“This is his legacy through his art on campus.”
On Easter Sunday 2023, the Van Winkle United Methodist Church had its final service, so Gore’s masterpiece wound up where it had originated – back at Mississippi College, which was just as the late artistic genius had intended, according to his daughter.
“Dad hoped that if the time came for Van Winkle Methodist Church to move or close, that it could find a permanent home somewhere on the campus of Mississippi College,” Gearhart said. “He was very sensitive to the church’s local ministry and its intent to have the painting be a part of their worship experience as long as possible. He discussed his wishes with the church years ago.”
Randy Jolly, instructor in the Department of Art at MC and Gore Galleries director, said it was important for the Christian University to honor the legendary Art Department chair’s wishes.
“Dr. Gore had always wanted it on campus,” Jolly said. “We had worked with the church and the donors of the painting for several years and finalized the gift last spring. We are grateful to all who worked on this project.”
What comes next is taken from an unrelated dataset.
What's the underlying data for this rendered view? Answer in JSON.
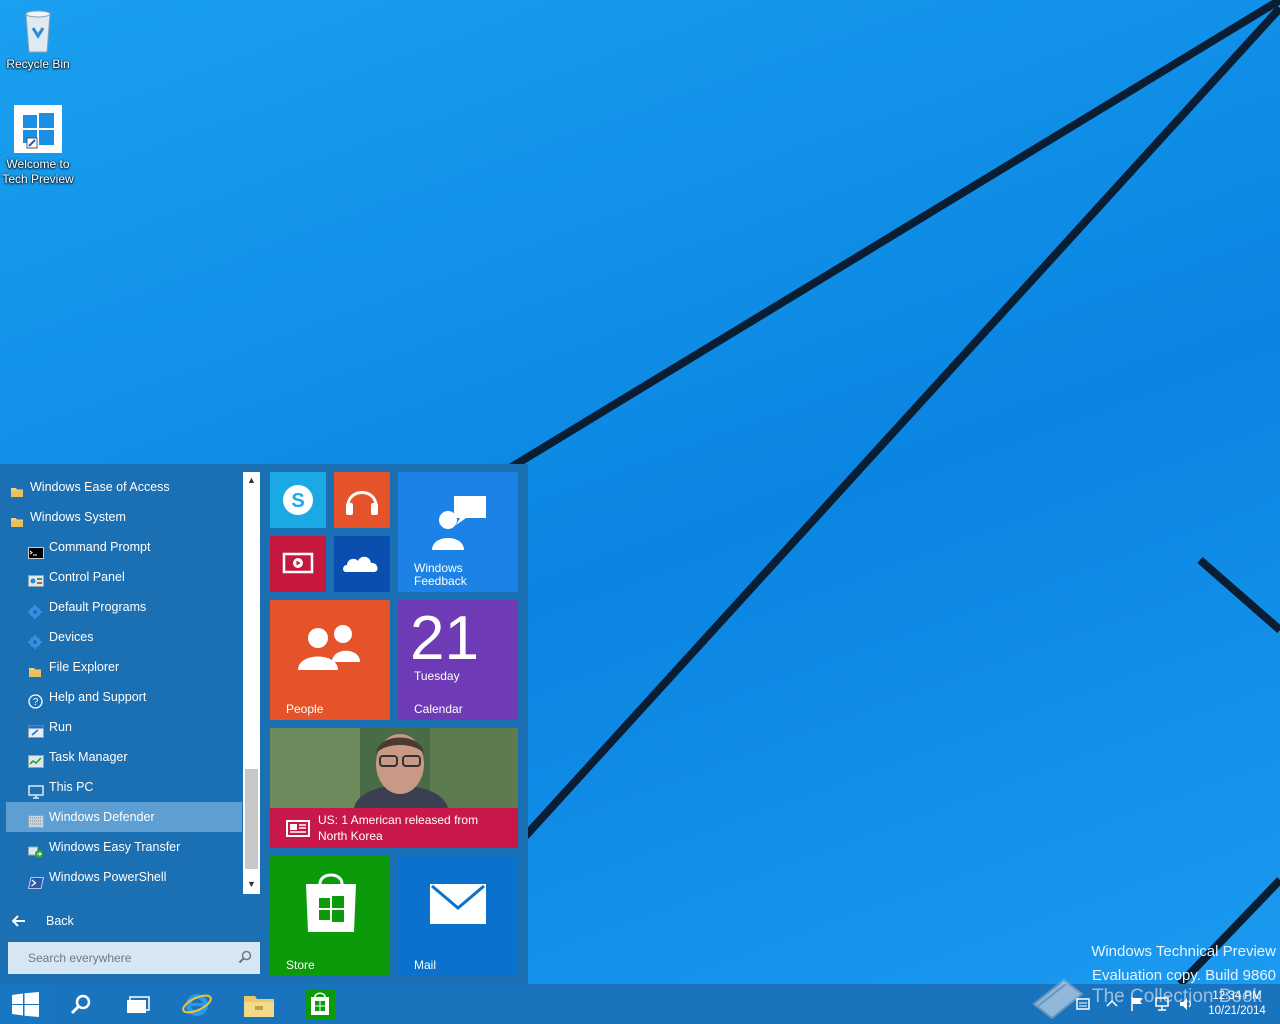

“Dad had been so worried about potential damage to the painting when or if it was ever moved,” Gearhart said. “The Art Department and Campus Operations did an amazing job and would have made Dad proud.”
The mural now welcomes visitors at the entrance to the Baptist HealthPlex at MC, a stunning reminder to all who enter the sliding glass doors of the premier health and fitness center that Jesus Christ is truly the greatest physician.
“When I see those on the ‘Christ the Great Physician’ painting, I think of Christ’s healing others physically and spiritually,” Gearhart said. “But I also believe Dad put forth a challenge in his works. This one challenges us to follow Christ as a healing force in the world.”
It’s a sentiment that makes the piece’s placement in the Baptist HealthPlex all the more effective, Jolly said.
“The committee chose this spot because we felt it was an appropriate building since it houses many of our medical-related classes and is the theme of this piece,” he said. “I love how the work greets our visitors to the HealthPlex and is a testament to MC’s strong Christian faith.
“Since this piece has been placed, we have had more visitors to the (Gore) Galleries. They have been very complimentary of the painting and always relate to the strength of the message. I have been stopped several times in Clinton and asked about the painting, always receiving compliments on how it impacts the visitors.”
Jolly said plans call for a bronze plaque relating the unique history of the work to be posted alongside the painting in the HealthPlex.
“I am thrilled with this work and that MC has this treasure in our collection,” he said.
Gearhart said she is pleased that her father’s work will continue to be shared with others after the Van Winkle church has closed.
“I understand that Van Winkle United Methodist Church has played a significant role in the lives of many, including the families of Governor and Mrs. Phil Bryant,” Gearhart wrote in a letter to congregational leaders she recently unearthed. “I’ve learned that the grandparents of the First Lady of Mississippi, Mrs. Deborah Bryant, donated the land on which the church was built. My father has a passion for the mission of his artwork, and he sincerely hopes that Van Winkle UMC will have the longevity to enjoy and be inspired by the painting for years to come.
“I think this is one of the works of which my father is proudest because of its history and connection with the (Van Winkle) congregation.”